Exercise: Scan the material below and copy every line holding the word "this".
_____
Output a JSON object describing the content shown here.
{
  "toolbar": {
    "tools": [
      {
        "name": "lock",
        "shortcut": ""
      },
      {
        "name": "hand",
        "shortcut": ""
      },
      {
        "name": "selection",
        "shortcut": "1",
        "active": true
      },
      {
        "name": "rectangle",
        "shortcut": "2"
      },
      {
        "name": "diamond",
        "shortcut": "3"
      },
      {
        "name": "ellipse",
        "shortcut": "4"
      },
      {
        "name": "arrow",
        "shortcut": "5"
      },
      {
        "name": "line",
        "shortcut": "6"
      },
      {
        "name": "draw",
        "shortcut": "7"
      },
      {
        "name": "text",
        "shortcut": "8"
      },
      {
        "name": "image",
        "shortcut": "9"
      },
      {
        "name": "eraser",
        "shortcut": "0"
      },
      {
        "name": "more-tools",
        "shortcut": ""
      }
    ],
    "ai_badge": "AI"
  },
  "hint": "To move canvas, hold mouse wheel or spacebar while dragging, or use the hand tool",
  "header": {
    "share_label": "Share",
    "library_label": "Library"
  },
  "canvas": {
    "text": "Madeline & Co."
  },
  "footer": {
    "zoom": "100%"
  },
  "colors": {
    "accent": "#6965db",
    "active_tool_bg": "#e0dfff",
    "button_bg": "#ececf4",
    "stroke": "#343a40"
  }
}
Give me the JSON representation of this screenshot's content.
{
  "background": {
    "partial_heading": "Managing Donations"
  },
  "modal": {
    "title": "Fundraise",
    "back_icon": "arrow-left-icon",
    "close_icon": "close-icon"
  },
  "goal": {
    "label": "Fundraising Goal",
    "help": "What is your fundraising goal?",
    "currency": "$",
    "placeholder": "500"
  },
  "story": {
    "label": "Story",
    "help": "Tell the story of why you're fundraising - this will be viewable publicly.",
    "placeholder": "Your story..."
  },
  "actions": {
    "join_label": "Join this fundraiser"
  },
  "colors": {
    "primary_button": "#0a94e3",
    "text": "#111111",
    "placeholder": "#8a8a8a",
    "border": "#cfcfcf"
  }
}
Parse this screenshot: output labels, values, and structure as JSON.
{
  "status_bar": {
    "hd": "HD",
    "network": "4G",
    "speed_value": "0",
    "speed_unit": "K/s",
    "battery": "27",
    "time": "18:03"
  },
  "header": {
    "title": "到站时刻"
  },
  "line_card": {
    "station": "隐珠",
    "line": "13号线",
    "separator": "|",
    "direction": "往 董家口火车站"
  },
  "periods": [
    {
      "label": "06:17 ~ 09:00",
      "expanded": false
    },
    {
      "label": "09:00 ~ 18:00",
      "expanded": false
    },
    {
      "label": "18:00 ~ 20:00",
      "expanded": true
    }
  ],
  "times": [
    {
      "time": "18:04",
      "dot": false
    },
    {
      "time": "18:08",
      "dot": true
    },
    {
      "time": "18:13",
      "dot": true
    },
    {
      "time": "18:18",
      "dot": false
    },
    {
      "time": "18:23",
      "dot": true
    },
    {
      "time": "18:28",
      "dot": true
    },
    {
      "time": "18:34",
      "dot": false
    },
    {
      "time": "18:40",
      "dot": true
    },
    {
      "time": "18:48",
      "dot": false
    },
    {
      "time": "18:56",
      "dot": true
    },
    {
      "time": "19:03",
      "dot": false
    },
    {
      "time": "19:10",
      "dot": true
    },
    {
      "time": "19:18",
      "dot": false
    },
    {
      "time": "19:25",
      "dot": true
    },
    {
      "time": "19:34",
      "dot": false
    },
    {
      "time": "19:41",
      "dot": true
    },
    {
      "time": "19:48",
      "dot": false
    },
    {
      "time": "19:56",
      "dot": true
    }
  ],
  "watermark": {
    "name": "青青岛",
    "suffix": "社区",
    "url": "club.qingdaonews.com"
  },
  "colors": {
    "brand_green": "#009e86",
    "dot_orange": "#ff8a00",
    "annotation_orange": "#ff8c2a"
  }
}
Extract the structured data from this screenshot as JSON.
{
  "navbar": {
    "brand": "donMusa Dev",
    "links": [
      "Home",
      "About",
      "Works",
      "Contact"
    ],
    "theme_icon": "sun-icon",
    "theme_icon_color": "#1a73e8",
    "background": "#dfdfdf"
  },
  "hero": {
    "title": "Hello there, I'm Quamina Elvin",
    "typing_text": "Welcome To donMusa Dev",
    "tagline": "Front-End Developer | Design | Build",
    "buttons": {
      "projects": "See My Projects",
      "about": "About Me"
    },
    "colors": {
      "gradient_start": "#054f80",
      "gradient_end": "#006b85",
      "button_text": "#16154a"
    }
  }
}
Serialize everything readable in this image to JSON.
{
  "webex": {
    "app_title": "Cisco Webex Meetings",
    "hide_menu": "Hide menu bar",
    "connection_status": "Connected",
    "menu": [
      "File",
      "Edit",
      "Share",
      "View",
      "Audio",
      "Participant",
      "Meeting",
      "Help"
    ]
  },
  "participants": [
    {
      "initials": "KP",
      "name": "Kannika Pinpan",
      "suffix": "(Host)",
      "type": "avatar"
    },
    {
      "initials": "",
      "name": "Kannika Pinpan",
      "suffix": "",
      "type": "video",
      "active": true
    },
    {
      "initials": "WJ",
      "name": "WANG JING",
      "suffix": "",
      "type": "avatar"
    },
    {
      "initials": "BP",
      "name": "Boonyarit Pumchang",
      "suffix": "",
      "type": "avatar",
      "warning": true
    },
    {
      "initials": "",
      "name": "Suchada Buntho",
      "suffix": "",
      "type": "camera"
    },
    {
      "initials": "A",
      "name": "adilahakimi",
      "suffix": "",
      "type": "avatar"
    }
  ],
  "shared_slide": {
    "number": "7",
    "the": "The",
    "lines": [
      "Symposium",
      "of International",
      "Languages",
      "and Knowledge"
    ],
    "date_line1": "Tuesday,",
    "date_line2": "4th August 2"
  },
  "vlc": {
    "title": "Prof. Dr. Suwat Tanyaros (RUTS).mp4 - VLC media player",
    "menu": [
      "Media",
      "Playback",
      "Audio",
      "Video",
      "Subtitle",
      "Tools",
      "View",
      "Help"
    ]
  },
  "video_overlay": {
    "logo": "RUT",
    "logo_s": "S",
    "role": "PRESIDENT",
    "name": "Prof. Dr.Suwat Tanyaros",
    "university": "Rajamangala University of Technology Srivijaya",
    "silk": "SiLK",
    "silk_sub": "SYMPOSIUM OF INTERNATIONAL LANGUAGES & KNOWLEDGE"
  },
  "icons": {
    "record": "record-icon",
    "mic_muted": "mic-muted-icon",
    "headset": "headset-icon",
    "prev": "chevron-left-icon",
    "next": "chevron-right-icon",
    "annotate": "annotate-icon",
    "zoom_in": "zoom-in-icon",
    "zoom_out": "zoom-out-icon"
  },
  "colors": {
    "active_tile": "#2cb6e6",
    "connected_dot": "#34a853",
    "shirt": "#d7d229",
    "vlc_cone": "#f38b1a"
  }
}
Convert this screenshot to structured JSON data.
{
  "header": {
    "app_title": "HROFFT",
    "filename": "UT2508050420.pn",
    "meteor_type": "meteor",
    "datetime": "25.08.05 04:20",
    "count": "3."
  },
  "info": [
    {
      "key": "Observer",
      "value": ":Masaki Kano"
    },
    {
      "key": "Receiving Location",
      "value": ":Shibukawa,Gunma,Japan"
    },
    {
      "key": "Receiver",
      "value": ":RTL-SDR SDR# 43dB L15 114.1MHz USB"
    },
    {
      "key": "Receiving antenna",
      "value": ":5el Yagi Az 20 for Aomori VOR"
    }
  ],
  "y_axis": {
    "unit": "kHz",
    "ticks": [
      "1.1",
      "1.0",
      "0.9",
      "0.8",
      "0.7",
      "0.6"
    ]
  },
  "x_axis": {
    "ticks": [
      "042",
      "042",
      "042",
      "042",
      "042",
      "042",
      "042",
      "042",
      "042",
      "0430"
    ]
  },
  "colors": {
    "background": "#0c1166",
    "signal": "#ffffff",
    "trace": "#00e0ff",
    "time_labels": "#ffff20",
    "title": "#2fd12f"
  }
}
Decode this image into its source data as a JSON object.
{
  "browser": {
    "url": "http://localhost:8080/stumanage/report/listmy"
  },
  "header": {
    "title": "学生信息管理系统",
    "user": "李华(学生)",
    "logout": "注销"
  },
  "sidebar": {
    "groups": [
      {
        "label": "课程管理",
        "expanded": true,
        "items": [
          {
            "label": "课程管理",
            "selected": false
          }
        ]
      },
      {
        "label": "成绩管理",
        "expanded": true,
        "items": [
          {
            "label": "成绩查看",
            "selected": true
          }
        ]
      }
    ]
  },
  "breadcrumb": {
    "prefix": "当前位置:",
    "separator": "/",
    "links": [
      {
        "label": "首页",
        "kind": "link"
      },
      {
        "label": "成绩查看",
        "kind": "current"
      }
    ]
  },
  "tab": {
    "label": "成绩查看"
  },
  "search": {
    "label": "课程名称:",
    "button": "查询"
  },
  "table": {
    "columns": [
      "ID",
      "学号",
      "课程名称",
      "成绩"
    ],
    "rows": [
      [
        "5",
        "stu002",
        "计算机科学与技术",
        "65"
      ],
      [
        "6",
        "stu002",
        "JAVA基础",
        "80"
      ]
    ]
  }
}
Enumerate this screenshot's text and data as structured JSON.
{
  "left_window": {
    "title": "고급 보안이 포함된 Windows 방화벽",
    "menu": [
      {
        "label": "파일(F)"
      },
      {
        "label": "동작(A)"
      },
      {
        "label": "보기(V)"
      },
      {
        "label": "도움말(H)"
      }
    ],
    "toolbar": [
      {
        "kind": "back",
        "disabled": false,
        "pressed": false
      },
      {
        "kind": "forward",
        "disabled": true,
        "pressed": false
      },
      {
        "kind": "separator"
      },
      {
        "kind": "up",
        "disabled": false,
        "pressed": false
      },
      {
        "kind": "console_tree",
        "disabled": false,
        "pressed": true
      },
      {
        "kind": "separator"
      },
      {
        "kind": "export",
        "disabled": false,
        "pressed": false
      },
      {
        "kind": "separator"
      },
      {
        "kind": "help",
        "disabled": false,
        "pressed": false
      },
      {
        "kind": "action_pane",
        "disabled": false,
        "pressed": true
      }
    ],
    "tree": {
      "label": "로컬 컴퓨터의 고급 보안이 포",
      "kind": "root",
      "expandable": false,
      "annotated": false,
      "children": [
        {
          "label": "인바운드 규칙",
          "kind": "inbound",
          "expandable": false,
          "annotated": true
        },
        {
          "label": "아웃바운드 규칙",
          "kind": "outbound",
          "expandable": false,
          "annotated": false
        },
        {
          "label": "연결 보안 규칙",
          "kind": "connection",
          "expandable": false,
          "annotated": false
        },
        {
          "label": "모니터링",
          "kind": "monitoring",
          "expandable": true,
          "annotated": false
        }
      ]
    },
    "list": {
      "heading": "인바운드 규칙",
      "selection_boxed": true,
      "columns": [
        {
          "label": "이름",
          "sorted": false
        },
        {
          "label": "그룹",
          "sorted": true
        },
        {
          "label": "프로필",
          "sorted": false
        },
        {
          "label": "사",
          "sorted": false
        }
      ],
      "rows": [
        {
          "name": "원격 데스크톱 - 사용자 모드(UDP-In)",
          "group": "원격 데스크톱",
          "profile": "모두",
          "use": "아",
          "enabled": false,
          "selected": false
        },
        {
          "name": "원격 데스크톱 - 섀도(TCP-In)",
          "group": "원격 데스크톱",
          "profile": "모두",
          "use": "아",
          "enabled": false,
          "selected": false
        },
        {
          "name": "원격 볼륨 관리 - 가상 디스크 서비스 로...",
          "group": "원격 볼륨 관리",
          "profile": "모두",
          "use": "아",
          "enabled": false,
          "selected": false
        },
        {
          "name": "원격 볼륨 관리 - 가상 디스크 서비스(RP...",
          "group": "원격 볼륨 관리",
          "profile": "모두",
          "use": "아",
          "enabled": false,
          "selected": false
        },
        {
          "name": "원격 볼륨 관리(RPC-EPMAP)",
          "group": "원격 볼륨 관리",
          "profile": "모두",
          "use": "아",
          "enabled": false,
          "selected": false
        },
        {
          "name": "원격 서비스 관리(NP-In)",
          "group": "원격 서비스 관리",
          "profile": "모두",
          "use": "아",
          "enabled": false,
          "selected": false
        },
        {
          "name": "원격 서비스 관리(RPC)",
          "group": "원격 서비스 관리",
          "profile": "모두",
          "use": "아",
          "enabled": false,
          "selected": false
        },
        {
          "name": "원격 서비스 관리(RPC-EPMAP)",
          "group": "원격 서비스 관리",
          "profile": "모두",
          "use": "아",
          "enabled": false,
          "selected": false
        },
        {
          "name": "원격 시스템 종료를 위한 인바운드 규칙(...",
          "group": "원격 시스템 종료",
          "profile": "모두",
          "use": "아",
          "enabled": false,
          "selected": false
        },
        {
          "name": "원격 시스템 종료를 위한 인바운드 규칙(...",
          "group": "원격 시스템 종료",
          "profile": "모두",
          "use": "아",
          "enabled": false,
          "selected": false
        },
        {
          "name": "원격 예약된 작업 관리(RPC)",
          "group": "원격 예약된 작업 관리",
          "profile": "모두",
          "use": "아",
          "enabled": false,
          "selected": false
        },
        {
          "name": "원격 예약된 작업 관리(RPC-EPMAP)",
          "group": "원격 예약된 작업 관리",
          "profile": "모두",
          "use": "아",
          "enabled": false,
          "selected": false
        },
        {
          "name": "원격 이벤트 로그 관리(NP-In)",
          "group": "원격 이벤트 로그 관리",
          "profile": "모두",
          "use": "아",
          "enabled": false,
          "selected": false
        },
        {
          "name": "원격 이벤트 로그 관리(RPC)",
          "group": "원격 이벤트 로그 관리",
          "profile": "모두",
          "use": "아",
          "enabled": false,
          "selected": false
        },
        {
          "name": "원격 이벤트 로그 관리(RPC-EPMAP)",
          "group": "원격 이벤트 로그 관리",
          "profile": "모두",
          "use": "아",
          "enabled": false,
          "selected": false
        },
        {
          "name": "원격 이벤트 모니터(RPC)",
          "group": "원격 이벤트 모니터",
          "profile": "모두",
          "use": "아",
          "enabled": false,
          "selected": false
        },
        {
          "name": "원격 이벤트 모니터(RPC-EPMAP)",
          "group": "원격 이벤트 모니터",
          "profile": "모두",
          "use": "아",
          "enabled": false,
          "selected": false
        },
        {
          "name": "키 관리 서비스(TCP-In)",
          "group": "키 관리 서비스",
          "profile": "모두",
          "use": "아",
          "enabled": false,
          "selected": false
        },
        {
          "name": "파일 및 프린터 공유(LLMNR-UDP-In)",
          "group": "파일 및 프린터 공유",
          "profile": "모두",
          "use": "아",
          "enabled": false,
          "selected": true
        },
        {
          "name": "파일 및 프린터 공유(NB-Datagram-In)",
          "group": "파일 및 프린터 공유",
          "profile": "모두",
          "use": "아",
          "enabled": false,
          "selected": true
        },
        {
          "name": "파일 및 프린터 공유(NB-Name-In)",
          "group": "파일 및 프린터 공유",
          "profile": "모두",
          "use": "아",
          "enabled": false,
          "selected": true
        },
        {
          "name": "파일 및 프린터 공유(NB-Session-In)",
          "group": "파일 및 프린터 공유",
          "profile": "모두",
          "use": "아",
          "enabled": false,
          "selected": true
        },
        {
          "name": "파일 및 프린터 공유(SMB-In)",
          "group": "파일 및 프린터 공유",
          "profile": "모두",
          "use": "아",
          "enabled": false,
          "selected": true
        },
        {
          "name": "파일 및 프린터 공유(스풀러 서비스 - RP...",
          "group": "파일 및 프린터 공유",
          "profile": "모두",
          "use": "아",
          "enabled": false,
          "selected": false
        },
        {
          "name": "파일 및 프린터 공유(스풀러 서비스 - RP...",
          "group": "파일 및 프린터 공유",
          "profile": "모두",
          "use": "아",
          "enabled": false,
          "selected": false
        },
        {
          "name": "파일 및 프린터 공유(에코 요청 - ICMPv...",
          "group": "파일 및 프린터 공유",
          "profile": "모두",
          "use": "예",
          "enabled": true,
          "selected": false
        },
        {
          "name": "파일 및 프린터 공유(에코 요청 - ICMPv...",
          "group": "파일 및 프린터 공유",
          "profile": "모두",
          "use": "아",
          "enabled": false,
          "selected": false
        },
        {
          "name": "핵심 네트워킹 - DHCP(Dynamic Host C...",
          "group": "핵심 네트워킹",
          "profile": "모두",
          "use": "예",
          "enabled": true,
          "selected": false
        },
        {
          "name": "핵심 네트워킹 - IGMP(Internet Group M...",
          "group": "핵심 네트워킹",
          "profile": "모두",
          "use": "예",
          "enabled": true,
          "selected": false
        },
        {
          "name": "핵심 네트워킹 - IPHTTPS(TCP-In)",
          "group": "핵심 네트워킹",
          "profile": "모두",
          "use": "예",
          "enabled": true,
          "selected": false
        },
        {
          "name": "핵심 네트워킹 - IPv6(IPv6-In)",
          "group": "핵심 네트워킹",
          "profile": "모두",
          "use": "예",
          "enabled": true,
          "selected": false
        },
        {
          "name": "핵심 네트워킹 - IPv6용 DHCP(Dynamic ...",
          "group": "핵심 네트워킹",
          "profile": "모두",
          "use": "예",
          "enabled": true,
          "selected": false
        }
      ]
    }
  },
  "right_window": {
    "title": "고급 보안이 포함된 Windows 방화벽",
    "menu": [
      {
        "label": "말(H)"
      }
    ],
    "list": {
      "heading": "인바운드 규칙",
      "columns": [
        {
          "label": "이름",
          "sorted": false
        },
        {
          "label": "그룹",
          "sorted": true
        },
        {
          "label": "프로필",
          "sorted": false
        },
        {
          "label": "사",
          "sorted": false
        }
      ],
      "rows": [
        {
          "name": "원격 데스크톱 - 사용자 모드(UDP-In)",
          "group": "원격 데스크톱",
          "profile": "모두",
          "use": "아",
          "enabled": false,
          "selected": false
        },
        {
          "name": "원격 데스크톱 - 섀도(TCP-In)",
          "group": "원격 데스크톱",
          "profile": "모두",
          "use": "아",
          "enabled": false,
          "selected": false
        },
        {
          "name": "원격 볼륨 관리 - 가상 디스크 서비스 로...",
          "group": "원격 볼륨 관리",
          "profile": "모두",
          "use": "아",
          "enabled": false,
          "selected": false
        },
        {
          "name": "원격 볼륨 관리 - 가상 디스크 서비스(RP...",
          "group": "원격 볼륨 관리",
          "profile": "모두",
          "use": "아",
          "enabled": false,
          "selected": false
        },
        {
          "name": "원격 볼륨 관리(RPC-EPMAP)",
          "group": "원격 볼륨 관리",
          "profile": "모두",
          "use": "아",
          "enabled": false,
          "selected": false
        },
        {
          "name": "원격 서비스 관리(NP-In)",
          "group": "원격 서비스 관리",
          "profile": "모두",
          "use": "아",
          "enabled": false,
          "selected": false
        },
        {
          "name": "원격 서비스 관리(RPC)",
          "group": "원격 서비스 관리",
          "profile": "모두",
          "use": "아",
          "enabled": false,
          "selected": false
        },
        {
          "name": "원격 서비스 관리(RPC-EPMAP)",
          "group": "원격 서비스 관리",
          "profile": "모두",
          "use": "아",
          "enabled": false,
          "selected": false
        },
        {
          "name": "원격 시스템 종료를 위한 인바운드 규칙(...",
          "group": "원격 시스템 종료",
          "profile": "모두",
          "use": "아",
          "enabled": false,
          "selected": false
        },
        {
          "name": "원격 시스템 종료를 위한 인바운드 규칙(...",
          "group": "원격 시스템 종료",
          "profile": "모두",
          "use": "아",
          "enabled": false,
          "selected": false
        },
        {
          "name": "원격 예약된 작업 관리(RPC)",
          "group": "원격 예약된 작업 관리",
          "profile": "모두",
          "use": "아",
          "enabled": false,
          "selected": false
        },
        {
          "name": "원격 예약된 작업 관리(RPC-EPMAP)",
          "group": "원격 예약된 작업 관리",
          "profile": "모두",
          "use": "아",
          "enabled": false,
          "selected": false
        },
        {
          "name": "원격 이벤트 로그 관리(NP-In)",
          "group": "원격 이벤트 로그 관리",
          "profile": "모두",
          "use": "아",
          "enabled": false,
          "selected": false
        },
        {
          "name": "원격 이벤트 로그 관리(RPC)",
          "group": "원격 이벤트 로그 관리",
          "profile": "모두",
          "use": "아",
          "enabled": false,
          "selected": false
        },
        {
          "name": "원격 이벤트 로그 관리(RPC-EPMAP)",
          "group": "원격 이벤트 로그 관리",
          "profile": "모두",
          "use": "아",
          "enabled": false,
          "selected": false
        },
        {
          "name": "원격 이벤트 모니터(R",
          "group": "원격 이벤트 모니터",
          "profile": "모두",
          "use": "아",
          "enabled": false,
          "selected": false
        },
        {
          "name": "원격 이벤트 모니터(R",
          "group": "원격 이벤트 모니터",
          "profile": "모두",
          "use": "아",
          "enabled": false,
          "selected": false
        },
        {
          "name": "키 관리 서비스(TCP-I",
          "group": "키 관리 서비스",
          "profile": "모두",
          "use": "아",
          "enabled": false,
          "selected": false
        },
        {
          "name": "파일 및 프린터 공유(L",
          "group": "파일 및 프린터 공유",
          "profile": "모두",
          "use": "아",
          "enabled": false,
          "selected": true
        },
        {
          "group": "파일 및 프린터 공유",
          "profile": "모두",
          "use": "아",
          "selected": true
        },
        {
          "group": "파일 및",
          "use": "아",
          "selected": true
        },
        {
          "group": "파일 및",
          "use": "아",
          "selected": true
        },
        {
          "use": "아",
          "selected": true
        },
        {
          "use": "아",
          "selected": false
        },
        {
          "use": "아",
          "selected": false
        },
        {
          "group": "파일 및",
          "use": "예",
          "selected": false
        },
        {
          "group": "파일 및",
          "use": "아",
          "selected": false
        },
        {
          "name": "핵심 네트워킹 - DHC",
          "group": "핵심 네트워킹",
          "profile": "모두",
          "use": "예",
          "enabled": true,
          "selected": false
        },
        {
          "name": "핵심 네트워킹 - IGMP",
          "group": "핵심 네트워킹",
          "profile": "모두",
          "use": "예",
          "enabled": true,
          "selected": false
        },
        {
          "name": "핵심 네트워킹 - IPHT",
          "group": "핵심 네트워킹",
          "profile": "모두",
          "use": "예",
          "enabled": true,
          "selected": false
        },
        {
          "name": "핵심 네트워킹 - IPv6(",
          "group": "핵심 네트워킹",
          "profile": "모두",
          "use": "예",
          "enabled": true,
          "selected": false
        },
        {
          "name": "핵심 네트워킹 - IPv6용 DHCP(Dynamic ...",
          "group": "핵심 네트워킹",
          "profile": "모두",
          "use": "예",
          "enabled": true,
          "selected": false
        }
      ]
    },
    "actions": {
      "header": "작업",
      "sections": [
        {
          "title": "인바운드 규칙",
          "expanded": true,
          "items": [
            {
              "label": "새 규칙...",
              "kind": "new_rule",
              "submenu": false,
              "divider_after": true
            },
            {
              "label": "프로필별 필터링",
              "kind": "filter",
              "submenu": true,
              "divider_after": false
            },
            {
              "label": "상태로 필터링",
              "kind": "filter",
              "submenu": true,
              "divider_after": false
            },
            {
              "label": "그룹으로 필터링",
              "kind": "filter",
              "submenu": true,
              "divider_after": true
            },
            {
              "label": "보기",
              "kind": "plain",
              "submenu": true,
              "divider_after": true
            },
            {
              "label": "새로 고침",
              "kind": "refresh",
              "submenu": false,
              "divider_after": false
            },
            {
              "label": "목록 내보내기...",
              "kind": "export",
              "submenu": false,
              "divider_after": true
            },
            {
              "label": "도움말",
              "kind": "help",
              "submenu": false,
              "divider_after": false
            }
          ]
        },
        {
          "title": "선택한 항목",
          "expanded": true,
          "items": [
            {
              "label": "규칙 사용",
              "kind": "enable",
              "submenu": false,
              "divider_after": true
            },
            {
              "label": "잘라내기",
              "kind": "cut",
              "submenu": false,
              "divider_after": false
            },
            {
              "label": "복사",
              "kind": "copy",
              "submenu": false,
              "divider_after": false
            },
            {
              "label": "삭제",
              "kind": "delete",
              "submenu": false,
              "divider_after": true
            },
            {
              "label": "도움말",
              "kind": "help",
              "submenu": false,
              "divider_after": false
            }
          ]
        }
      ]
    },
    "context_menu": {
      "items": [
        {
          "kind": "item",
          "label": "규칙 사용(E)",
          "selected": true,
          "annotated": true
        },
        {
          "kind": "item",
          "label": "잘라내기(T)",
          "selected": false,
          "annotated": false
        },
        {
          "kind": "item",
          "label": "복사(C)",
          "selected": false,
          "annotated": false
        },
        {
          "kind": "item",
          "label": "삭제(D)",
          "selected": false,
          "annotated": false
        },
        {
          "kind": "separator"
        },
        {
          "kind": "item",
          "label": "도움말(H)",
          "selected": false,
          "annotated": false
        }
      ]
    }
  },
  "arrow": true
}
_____
Task answer:
Give me the JSON representation of this screenshot's content.
    "help": "Tell the story of why you're fundraising - this will be viewable publicly.",
    "join_label": "Join this fundraiser"
Parse this screenshot: output labels, values, and structure as JSON.
Extract the structured data from this screenshot as JSON.
Serialize everything readable in this image to JSON.
Convert this screenshot to structured JSON data.
Decode this image into its source data as a JSON object.
Enumerate this screenshot's text and data as structured JSON.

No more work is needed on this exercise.